‘Supergirl’ (Season 2): Scattershot Storytelling

Kara and Mon-El - Supergirl

We’re only a month out from the second season finale of Supergirl, at which point… well, something will happen. The show has set-up and dismissed a number of plot threads this season – J’onn and M’gann, Lillian Luthor and Cadmus, Mon-El’s royal heritage – without much to unify any of it. To that point, even as Rhea was implied to be the Big Bad for the rest of the season last week, there’s still the possibility of Lillian taking the spotlight back, or something bizarre coming from the reveal that the President herself is an alien.

It’s indicative of the second season’s continuing problem of scattershot storytelling, the widening of the cast and world leading to a loss of focus that Kara’s personal journey and history provided last year. Generally, this season has taken the unique opportunity afforded by Supergirl’s alternate Arrowverse Earth to focus on space aliens as immigrants, showing a planet that struggles with xenophobia and acceptance. This has come out in a number of ways, from Cadmus’ mission of eradication, to the Green/White Martian struggle, to Rhea’s hatred of Kryptonians.

But again, it’s been an all-over-the-place approach that’s made it hard to fully connect to anything. Rhea killing her husband lacked impact because they only truly debuted in the previous episode. M’gann’s arc started strong, but her sudden departure felt like the story getting cut off at the knees. And while Winn’s relationship with Lyra has been surprisingly sweet, her heel turn felt a bit out of nowhere.

And in all of this scattered storytelling, the show has sort of lost touch with Kara herself our supposed main character. It’d be hard to paint any kind of arc for the character this season, between her repetitive romantic beats with Mon-El and the seeming abandonment of her journalistic career (something the returning Cat Grant may be able to help set back on course). Kara has certainly been as likable as ever on a week-to-week basis, but it’s concerning when we’ve seen more heroic development for James as Guardian than we have for our central protagonist.

Supergirl has remained an entertaining show in its second season, and I’m not trying to out-and-out bash it. However, it’s hard to shake a feeling of too many cooks in the kitchen in regards to this season’s approach.
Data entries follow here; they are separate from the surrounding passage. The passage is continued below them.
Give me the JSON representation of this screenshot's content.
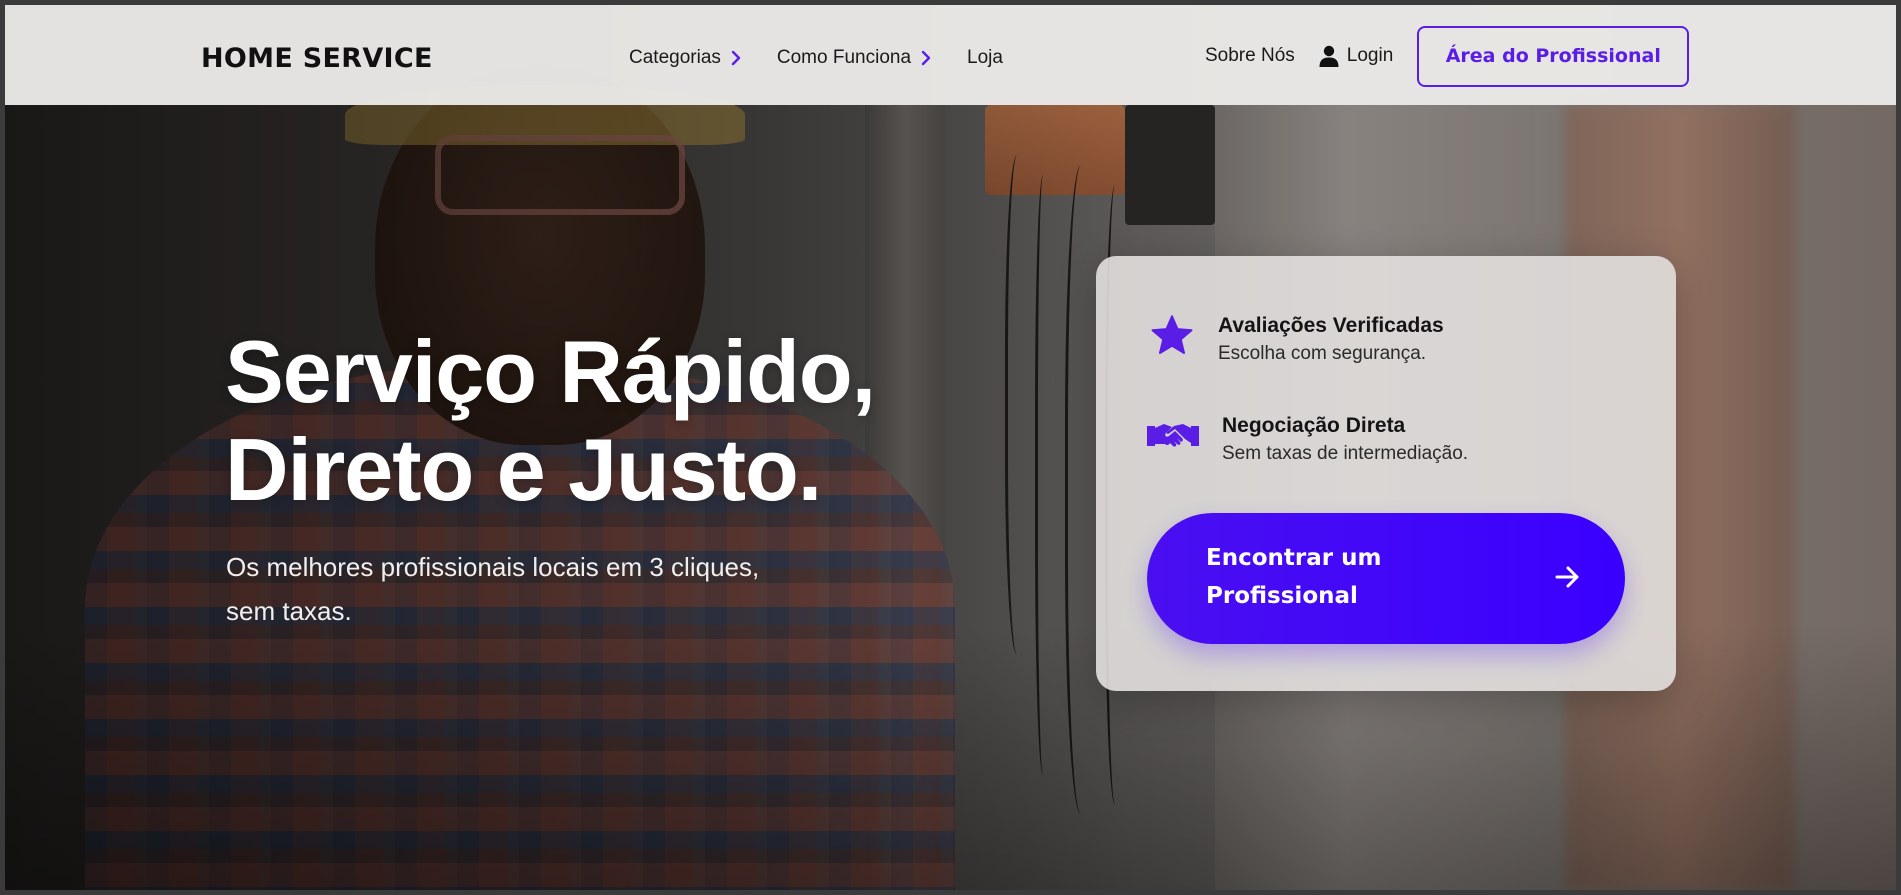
{
  "header": {
    "logo": "HOME SERVICE",
    "nav": [
      {
        "label": "Categorias",
        "has_chevron": true
      },
      {
        "label": "Como Funciona",
        "has_chevron": true
      },
      {
        "label": "Loja",
        "has_chevron": false
      }
    ],
    "about": "Sobre Nós",
    "login": "Login",
    "pro_button": "Área do Profissional"
  },
  "hero": {
    "title_line1": "Serviço Rápido,",
    "title_line2": "Direto e Justo.",
    "subtitle_line1": "Os melhores profissionais locais em 3 cliques,",
    "subtitle_line2": "sem taxas."
  },
  "card": {
    "features": [
      {
        "icon": "star-icon",
        "title": "Avaliações Verificadas",
        "description": "Escolha com segurança."
      },
      {
        "icon": "handshake-icon",
        "title": "Negociação Direta",
        "description": "Sem taxas de intermediação."
      }
    ],
    "cta_line1": "Encontrar um",
    "cta_line2": "Profissional",
    "cta_icon": "arrow-right-icon"
  },
  "colors": {
    "accent": "#5a1de6",
    "cta": "#3a00ff",
    "navbar_bg": "#ebeae8",
    "card_bg": "#e2dfde"
  }
}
Numerous storylines can work, but there needs to be some sort of driving force that keeps things moving along at a good pace. Hopefully, the show can find a bit more of that focus in the last run of episodes this season.